▶ WORK TO COMPLETE
Type out all the records word for word. Any pictures are to be left out.

Records from a dataset

────────

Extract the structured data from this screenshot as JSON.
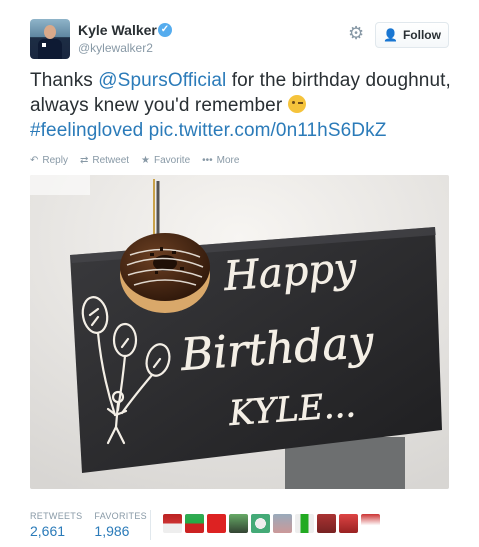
{
  "author": {
    "name": "Kyle Walker",
    "handle": "@kylewalker2",
    "verified_icon": "verified-badge-icon"
  },
  "header": {
    "follow_label": "Follow",
    "settings_icon": "gear-icon"
  },
  "tweet": {
    "text_before": "Thanks ",
    "mention": "@SpursOfficial",
    "text_middle": " for the birthday doughnut, always knew you'd remember ",
    "hashtag": "#feelingloved",
    "pic_link": "pic.twitter.com/0n11hS6DkZ"
  },
  "actions": {
    "reply": "Reply",
    "retweet": "Retweet",
    "favorite": "Favorite",
    "more": "More"
  },
  "photo": {
    "board_lines": [
      "Happy",
      "Birthday",
      "KYLE..."
    ]
  },
  "stats": {
    "retweets_label": "RETWEETS",
    "retweets_value": "2,661",
    "favorites_label": "FAVORITES",
    "favorites_value": "1,986"
  },
  "colors": {
    "link": "#2b7bb9",
    "muted": "#8899a6",
    "verified": "#55acee",
    "slate": "#2a2a2c"
  }
}
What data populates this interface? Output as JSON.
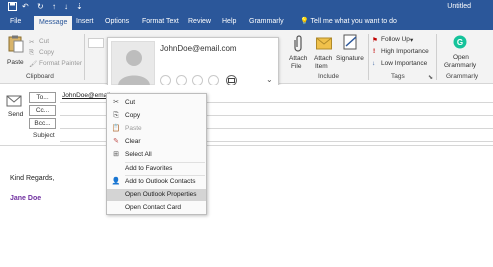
{
  "window": {
    "doc_title": "Untitled",
    "qat": [
      "save-icon",
      "undo-icon",
      "redo-icon",
      "up-icon",
      "down-icon",
      "more-icon"
    ]
  },
  "ribbon": {
    "tabs": [
      {
        "label": "File"
      },
      {
        "label": "Message",
        "active": true
      },
      {
        "label": "Insert"
      },
      {
        "label": "Options"
      },
      {
        "label": "Format Text"
      },
      {
        "label": "Review"
      },
      {
        "label": "Help"
      },
      {
        "label": "Grammarly"
      }
    ],
    "tell_me": "Tell me what you want to do",
    "clipboard": {
      "paste": "Paste",
      "cut": "Cut",
      "copy": "Copy",
      "format_painter": "Format Painter",
      "group_label": "Clipboard"
    },
    "include": {
      "attach_file": "Attach",
      "attach_file_sub": "File",
      "attach_item": "Attach",
      "attach_item_sub": "Item",
      "signature": "Signature",
      "group_label": "Include"
    },
    "tags": {
      "follow_up": "Follow Up",
      "high_importance": "High Importance",
      "low_importance": "Low Importance",
      "group_label": "Tags"
    },
    "grammarly": {
      "open": "Open",
      "open_sub": "Grammarly",
      "group_label": "Grammarly"
    }
  },
  "contact_card": {
    "email": "JohnDoe@email.com"
  },
  "compose": {
    "send": "Send",
    "to_button": "To...",
    "cc_button": "Cc...",
    "bcc_button": "Bcc...",
    "subject_label": "Subject",
    "to_value": "JohnDoe@email.com",
    "signature_line1": "Kind Regards,",
    "signature_line2": "Jane Doe"
  },
  "context_menu": {
    "items": [
      {
        "label": "Cut",
        "icon": "scissors-icon"
      },
      {
        "label": "Copy",
        "icon": "copy-icon"
      },
      {
        "label": "Paste",
        "icon": "paste-icon",
        "disabled": true
      },
      {
        "label": "Clear",
        "icon": "clear-icon"
      },
      {
        "label": "Select All",
        "icon": "select-all-icon"
      },
      {
        "label": "Add to Favorites"
      },
      {
        "label": "Add to Outlook Contacts",
        "icon": "contact-add-icon"
      },
      {
        "label": "Open Outlook Properties",
        "highlighted": true
      },
      {
        "label": "Open Contact Card"
      }
    ]
  },
  "colors": {
    "accent": "#2b579a",
    "signature_name": "#7030a0",
    "menu_highlight": "#d4d4d4"
  }
}
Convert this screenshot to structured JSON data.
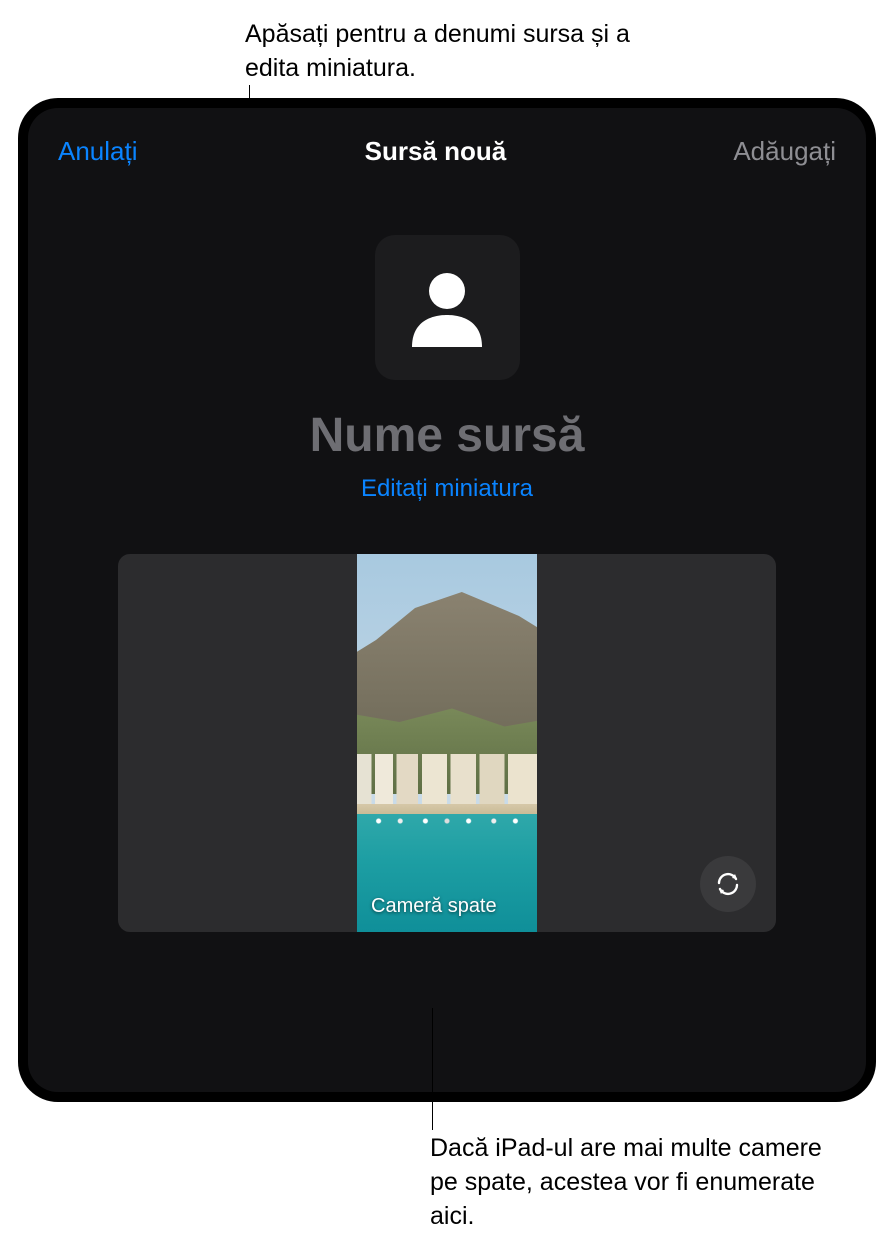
{
  "callouts": {
    "top": "Apăsați pentru a denumi sursa și a edita miniatura.",
    "bottom": "Dacă iPad-ul are mai multe camere pe spate, acestea vor fi enumerate aici."
  },
  "header": {
    "cancel": "Anulați",
    "title": "Sursă nouă",
    "add": "Adăugați"
  },
  "source": {
    "name_placeholder": "Nume sursă",
    "edit_thumbnail": "Editați miniatura"
  },
  "preview": {
    "camera_label": "Cameră spate"
  }
}
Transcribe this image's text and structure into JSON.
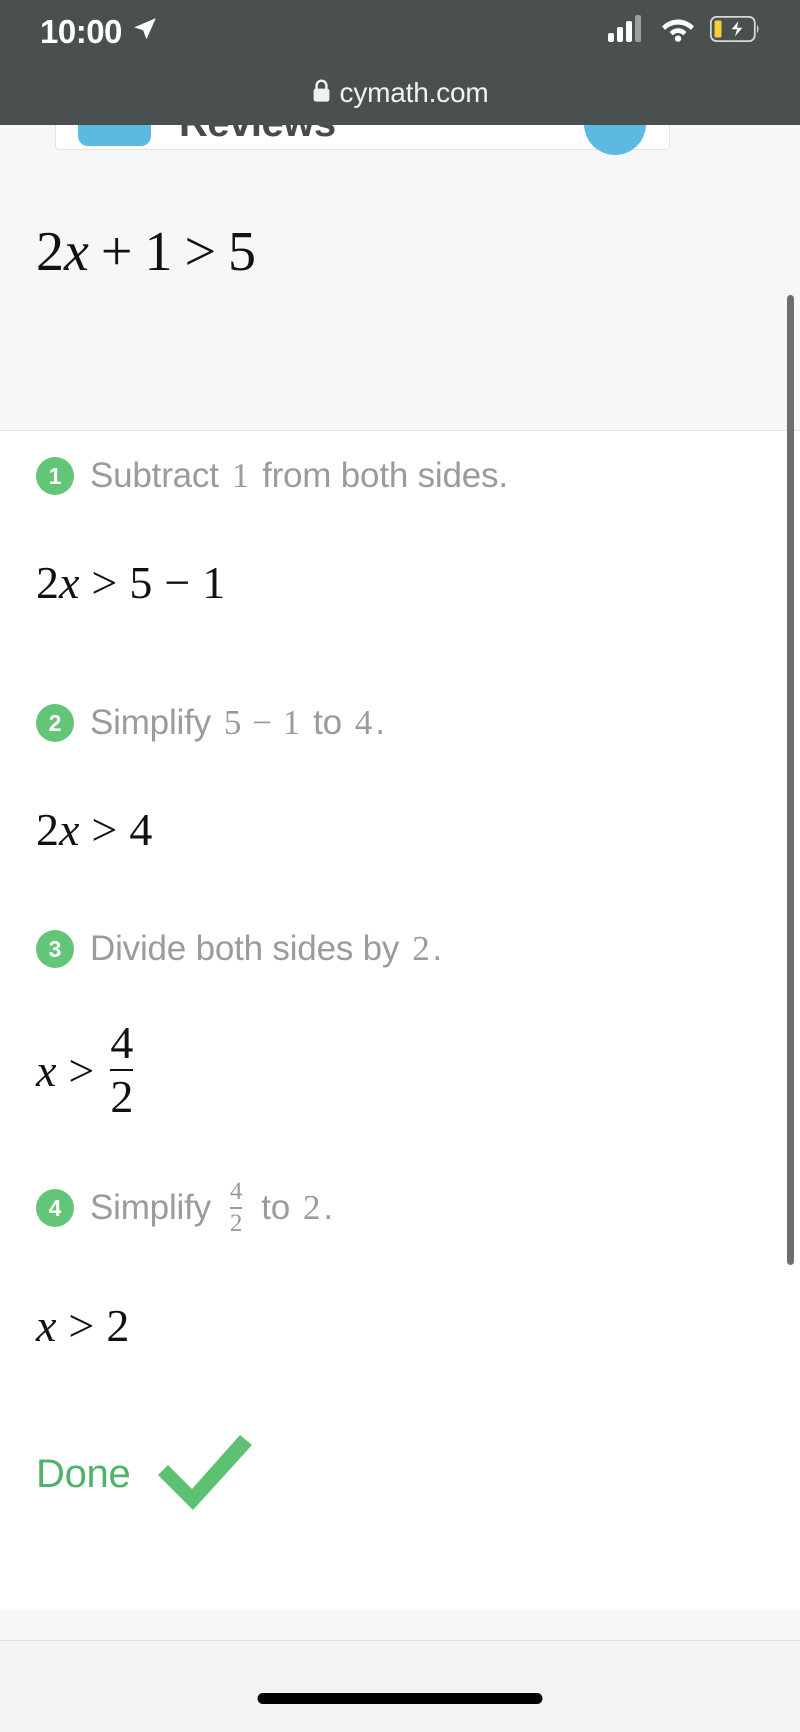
{
  "status_bar": {
    "time": "10:00",
    "location_icon": "location-arrow-icon",
    "cellular_icon": "cellular-signal-icon",
    "wifi_icon": "wifi-icon",
    "battery_icon": "battery-charging-icon",
    "background_color": "#4a4f4f"
  },
  "browser": {
    "lock_icon": "lock-icon",
    "url": "cymath.com"
  },
  "reviews_banner": {
    "title": "Reviews",
    "icon": "reviews-icon",
    "avatar": "avatar-circle",
    "accent_color": "#5bb9e2"
  },
  "problem": {
    "lhs_coefficient": "2",
    "variable": "x",
    "plus": "+",
    "constant": "1",
    "relation": ">",
    "rhs": "5",
    "full": "2x + 1 > 5"
  },
  "steps": [
    {
      "number": "1",
      "verb": "Subtract",
      "operand": "1",
      "tail": "from both sides.",
      "result_left_coeff": "2",
      "result_variable": "x",
      "result_relation": ">",
      "result_a": "5",
      "result_op": "−",
      "result_b": "1",
      "result_full": "2x > 5 − 1"
    },
    {
      "number": "2",
      "verb": "Simplify",
      "expr_a": "5",
      "expr_op": "−",
      "expr_b": "1",
      "to": "to",
      "expr_result": "4",
      "period": ".",
      "result_left_coeff": "2",
      "result_variable": "x",
      "result_relation": ">",
      "result_value": "4",
      "result_full": "2x > 4"
    },
    {
      "number": "3",
      "verb": "Divide both sides by",
      "operand": "2",
      "tail": ".",
      "result_variable": "x",
      "result_relation": ">",
      "frac_numerator": "4",
      "frac_denominator": "2",
      "result_full": "x > 4/2"
    },
    {
      "number": "4",
      "verb": "Simplify",
      "frac_numerator": "4",
      "frac_denominator": "2",
      "to": "to",
      "expr_result": "2",
      "period": ".",
      "result_variable": "x",
      "result_relation": ">",
      "result_value": "2",
      "result_full": "x > 2"
    }
  ],
  "done": {
    "label": "Done",
    "check_icon": "checkmark-icon",
    "color": "#52b26a"
  },
  "colors": {
    "badge_green": "#63c578",
    "step_text_gray": "#9b9b9b",
    "chrome_gray": "#4a4f4f",
    "page_bg": "#f7f7f7"
  },
  "scrollbar": {
    "name": "vertical-scrollbar"
  },
  "home_indicator": {
    "name": "home-indicator"
  }
}
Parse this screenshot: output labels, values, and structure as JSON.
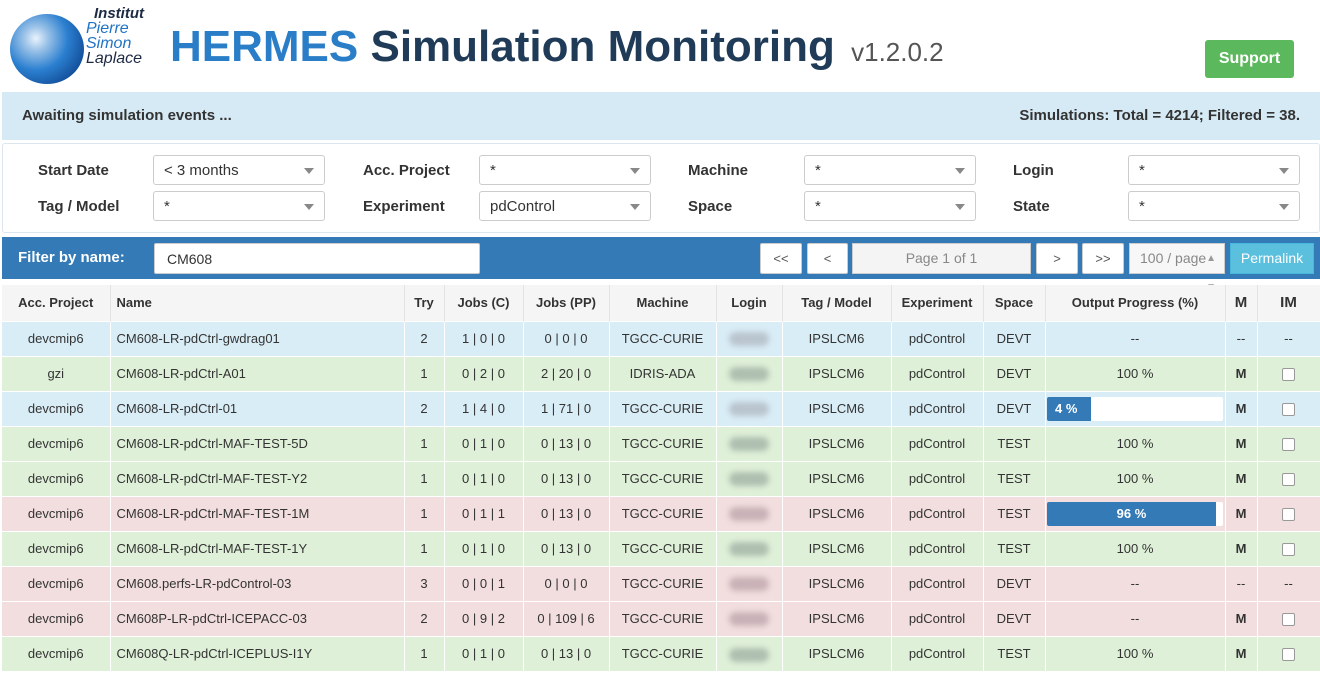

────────

▶ RESULT FOR THIS EXERCISE
Extract the structured data from this screenshot as JSON.
{
  "author": {
    "name": "Kyle Walker",
    "handle": "@kylewalker2",
    "verified_icon": "verified-badge-icon"
  },
  "header": {
    "follow_label": "Follow",
    "settings_icon": "gear-icon"
  },
  "tweet": {
    "text_before": "Thanks ",
    "mention": "@SpursOfficial",
    "text_middle": " for the birthday doughnut, always knew you'd remember ",
    "hashtag": "#feelingloved",
    "pic_link": "pic.twitter.com/0n11hS6DkZ"
  },
  "actions": {
    "reply": "Reply",
    "retweet": "Retweet",
    "favorite": "Favorite",
    "more": "More"
  },
  "photo": {
    "board_lines": [
      "Happy",
      "Birthday",
      "KYLE..."
    ]
  },
  "stats": {
    "retweets_label": "RETWEETS",
    "retweets_value": "2,661",
    "favorites_label": "FAVORITES",
    "favorites_value": "1,986"
  },
  "colors": {
    "link": "#2b7bb9",
    "muted": "#8899a6",
    "verified": "#55acee",
    "slate": "#2a2a2c"
  }
}
What data populates this interface? Output as JSON.
{
  "window": {
    "doc_title": "Untitled",
    "qat": [
      "save-icon",
      "undo-icon",
      "redo-icon",
      "up-icon",
      "down-icon",
      "more-icon"
    ]
  },
  "ribbon": {
    "tabs": [
      {
        "label": "File"
      },
      {
        "label": "Message",
        "active": true
      },
      {
        "label": "Insert"
      },
      {
        "label": "Options"
      },
      {
        "label": "Format Text"
      },
      {
        "label": "Review"
      },
      {
        "label": "Help"
      },
      {
        "label": "Grammarly"
      }
    ],
    "tell_me": "Tell me what you want to do",
    "clipboard": {
      "paste": "Paste",
      "cut": "Cut",
      "copy": "Copy",
      "format_painter": "Format Painter",
      "group_label": "Clipboard"
    },
    "include": {
      "attach_file": "Attach",
      "attach_file_sub": "File",
      "attach_item": "Attach",
      "attach_item_sub": "Item",
      "signature": "Signature",
      "group_label": "Include"
    },
    "tags": {
      "follow_up": "Follow Up",
      "high_importance": "High Importance",
      "low_importance": "Low Importance",
      "group_label": "Tags"
    },
    "grammarly": {
      "open": "Open",
      "open_sub": "Grammarly",
      "group_label": "Grammarly"
    }
  },
  "contact_card": {
    "email": "JohnDoe@email.com"
  },
  "compose": {
    "send": "Send",
    "to_button": "To...",
    "cc_button": "Cc...",
    "bcc_button": "Bcc...",
    "subject_label": "Subject",
    "to_value": "JohnDoe@email.com",
    "signature_line1": "Kind Regards,",
    "signature_line2": "Jane Doe"
  },
  "context_menu": {
    "items": [
      {
        "label": "Cut",
        "icon": "scissors-icon"
      },
      {
        "label": "Copy",
        "icon": "copy-icon"
      },
      {
        "label": "Paste",
        "icon": "paste-icon",
        "disabled": true
      },
      {
        "label": "Clear",
        "icon": "clear-icon"
      },
      {
        "label": "Select All",
        "icon": "select-all-icon"
      },
      {
        "label": "Add to Favorites"
      },
      {
        "label": "Add to Outlook Contacts",
        "icon": "contact-add-icon"
      },
      {
        "label": "Open Outlook Properties",
        "highlighted": true
      },
      {
        "label": "Open Contact Card"
      }
    ]
  },
  "colors": {
    "accent": "#2b579a",
    "signature_name": "#7030a0",
    "menu_highlight": "#d4d4d4"
  }
}
Convert this screenshot to structured JSON data.
{
  "callouts": {
    "top": "Apăsați pentru a denumi sursa și a edita miniatura.",
    "bottom": "Dacă iPad-ul are mai multe camere pe spate, acestea vor fi enumerate aici."
  },
  "header": {
    "cancel": "Anulați",
    "title": "Sursă nouă",
    "add": "Adăugați"
  },
  "source": {
    "name_placeholder": "Nume sursă",
    "edit_thumbnail": "Editați miniatura"
  },
  "preview": {
    "camera_label": "Cameră spate"
  }
}
Transcribe this image's text and structure into JSON.
{
  "status_bar": {
    "time": "10:00",
    "location_icon": "location-arrow-icon",
    "cellular_icon": "cellular-signal-icon",
    "wifi_icon": "wifi-icon",
    "battery_icon": "battery-charging-icon",
    "background_color": "#4a4f4f"
  },
  "browser": {
    "lock_icon": "lock-icon",
    "url": "cymath.com"
  },
  "reviews_banner": {
    "title": "Reviews",
    "icon": "reviews-icon",
    "avatar": "avatar-circle",
    "accent_color": "#5bb9e2"
  },
  "problem": {
    "lhs_coefficient": "2",
    "variable": "x",
    "plus": "+",
    "constant": "1",
    "relation": ">",
    "rhs": "5",
    "full": "2x + 1 > 5"
  },
  "steps": [
    {
      "number": "1",
      "verb": "Subtract",
      "operand": "1",
      "tail": "from both sides.",
      "result_left_coeff": "2",
      "result_variable": "x",
      "result_relation": ">",
      "result_a": "5",
      "result_op": "−",
      "result_b": "1",
      "result_full": "2x > 5 − 1"
    },
    {
      "number": "2",
      "verb": "Simplify",
      "expr_a": "5",
      "expr_op": "−",
      "expr_b": "1",
      "to": "to",
      "expr_result": "4",
      "period": ".",
      "result_left_coeff": "2",
      "result_variable": "x",
      "result_relation": ">",
      "result_value": "4",
      "result_full": "2x > 4"
    },
    {
      "number": "3",
      "verb": "Divide both sides by",
      "operand": "2",
      "tail": ".",
      "result_variable": "x",
      "result_relation": ">",
      "frac_numerator": "4",
      "frac_denominator": "2",
      "result_full": "x > 4/2"
    },
    {
      "number": "4",
      "verb": "Simplify",
      "frac_numerator": "4",
      "frac_denominator": "2",
      "to": "to",
      "expr_result": "2",
      "period": ".",
      "result_variable": "x",
      "result_relation": ">",
      "result_value": "2",
      "result_full": "x > 2"
    }
  ],
  "done": {
    "label": "Done",
    "check_icon": "checkmark-icon",
    "color": "#52b26a"
  },
  "colors": {
    "badge_green": "#63c578",
    "step_text_gray": "#9b9b9b",
    "chrome_gray": "#4a4f4f",
    "page_bg": "#f7f7f7"
  },
  "scrollbar": {
    "name": "vertical-scrollbar"
  },
  "home_indicator": {
    "name": "home-indicator"
  }
}
Parse this screenshot: output labels, values, and structure as JSON.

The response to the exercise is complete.